Although Mount Temple is relatively accessible, it should be noted that it is a giant and finding easy routes can be a particular challenge. However, this can easily be overcome with the use of an experienced mountain guide. Climbing Mount Temple provides all of the adventures of climbing a massive mountain, without requiring any advanced technical knowledge. The best part is that the views from the top are unbeatable and the trip is enjoyable throughout (despite the scrambling involved).
6. Mount Rainier — Washington, USA
Elevation: 4,392m (14,411ft)
Mount Rainier offers limitless mountaineering possibilities and is considered to be the most extensively glaciated mountain in the United States. The mountaineering experience is heightened by the combination of high altitude, a variety of routes, and unpredictable Northwest weather. This also makes the mountain a great place for beginner climbers to gain important skills that they wouldn’t get anywhere else. Some basic rope skills are necessary when attempting to climb Mount Rainier’s slopes as the extra layers of ice and snow can make both the climb up and the descent a bit more treacherous.

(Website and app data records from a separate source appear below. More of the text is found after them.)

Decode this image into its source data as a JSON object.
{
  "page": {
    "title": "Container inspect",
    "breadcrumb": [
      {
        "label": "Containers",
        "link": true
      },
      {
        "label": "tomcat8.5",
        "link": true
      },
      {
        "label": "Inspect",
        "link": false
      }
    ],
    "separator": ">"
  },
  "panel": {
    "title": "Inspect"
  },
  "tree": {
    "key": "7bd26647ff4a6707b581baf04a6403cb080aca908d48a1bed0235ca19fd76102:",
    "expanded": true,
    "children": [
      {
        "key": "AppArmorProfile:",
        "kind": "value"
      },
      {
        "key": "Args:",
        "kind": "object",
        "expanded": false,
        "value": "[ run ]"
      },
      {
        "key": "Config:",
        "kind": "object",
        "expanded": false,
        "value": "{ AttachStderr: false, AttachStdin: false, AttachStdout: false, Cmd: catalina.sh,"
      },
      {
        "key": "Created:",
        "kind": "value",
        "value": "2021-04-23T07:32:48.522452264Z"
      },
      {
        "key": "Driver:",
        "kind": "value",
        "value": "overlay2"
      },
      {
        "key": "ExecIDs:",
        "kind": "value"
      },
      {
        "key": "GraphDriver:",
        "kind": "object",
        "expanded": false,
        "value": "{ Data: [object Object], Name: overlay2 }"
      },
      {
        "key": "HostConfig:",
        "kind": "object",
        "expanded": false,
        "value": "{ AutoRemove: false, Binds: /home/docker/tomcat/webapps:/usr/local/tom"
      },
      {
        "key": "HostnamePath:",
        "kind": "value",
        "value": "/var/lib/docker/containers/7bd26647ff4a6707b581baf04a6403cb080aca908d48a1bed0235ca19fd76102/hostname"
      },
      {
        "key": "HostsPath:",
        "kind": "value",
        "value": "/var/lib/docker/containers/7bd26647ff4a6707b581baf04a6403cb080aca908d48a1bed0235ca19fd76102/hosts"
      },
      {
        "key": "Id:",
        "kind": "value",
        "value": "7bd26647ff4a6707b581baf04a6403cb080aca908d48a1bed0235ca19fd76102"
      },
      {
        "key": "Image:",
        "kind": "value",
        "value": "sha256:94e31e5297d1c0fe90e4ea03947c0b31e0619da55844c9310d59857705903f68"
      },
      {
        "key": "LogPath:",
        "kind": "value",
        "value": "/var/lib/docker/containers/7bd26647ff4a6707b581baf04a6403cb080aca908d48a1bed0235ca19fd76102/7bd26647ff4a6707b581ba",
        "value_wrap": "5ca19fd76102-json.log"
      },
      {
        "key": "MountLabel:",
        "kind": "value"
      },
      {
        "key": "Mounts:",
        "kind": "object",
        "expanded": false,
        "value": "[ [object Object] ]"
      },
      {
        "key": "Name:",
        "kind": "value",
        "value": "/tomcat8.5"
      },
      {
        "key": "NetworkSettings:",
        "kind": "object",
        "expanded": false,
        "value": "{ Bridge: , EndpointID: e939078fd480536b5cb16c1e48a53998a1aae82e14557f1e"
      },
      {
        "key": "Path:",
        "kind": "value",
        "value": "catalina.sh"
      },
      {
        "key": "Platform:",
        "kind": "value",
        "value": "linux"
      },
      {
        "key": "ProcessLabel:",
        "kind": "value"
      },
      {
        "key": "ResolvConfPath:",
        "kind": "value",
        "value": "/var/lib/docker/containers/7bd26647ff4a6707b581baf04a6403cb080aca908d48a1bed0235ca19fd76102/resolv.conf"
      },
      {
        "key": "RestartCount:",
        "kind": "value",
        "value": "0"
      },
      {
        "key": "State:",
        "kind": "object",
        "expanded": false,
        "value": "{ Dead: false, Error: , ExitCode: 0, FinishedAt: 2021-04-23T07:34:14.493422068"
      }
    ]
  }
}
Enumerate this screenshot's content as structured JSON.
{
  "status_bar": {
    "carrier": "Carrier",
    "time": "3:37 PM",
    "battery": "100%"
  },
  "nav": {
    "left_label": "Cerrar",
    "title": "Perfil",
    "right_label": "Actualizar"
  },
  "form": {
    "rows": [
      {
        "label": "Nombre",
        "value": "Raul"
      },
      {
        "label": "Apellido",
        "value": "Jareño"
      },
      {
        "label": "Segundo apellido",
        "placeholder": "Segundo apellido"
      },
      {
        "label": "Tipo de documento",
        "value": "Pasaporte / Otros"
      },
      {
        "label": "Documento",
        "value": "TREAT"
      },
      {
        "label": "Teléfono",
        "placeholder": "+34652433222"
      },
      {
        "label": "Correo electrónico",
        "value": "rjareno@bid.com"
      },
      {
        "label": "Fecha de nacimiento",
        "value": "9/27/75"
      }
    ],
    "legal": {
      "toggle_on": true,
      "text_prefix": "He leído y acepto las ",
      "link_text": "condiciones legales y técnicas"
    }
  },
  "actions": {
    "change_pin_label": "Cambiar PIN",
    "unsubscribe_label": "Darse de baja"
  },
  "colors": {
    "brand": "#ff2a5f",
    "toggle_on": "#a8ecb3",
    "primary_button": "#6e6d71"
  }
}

This is why it is a common location for beginners to gain valuable experience not just with glacier trekking and crevasse avoidance, but also with ropes and scrambling techniques. It is also the perfect setting for beginner/mid-level climbers who are considering moving on to more challenging peaks. It is possible to attempt the mountain all year long, depending on weather conditions. However, the season between May and September is best for inexperienced climbers as the weather is less severe. About 13,000 people make the attempt each year and the climb takes about two to three days to complete. READ MORE ABOUT MOUNT REINIER…
7. Jbel Toubkal — Morocco, Africa
Elevation: 4167m (13,671ft)
Standing at 4,167m, Mount Jbel Toubkal is the highest peak in the High Atlas Mountains of Morocco. It offers a non-technical and relatively easy trek to the summit, although poor weather conditions, high winds, and altitude sickness can still be of concern. The climb requires only a reasonable degree of fitness and determination as the mountain is easily reachable from Marrakech. There is also the presence of a network of trekking trails that offer striking high altitude lush valleys, mountain scenery, and relatively untouched Berber communities.
The Jbel Toubkal is accessible all year round, but the best time to take on this peak is between May and September. This is because snow settles above 3000m in winter, from Nov – May, and crampons and ice axes are required. Even with its considerable height, it only takes about two days to complete the hike to the summit and beginners are advised to stick to climbing during the warmer, drier season instead. The summit provides some outstanding views of the surrounding peaks and valleys and it is a perfect setting for those looking to dip their toe in the mountaineering waters for the first time.
These seven easy 4000m peaks are all possible for beginning mountaineers with the help of a guide. It also helps to be fit and to have some basic training regarding your equipment and the terrain you are attempting to climb. Although not every climb is a success, your drive and motivation can make your sojourn up these easy 4000m peaks an exciting experience.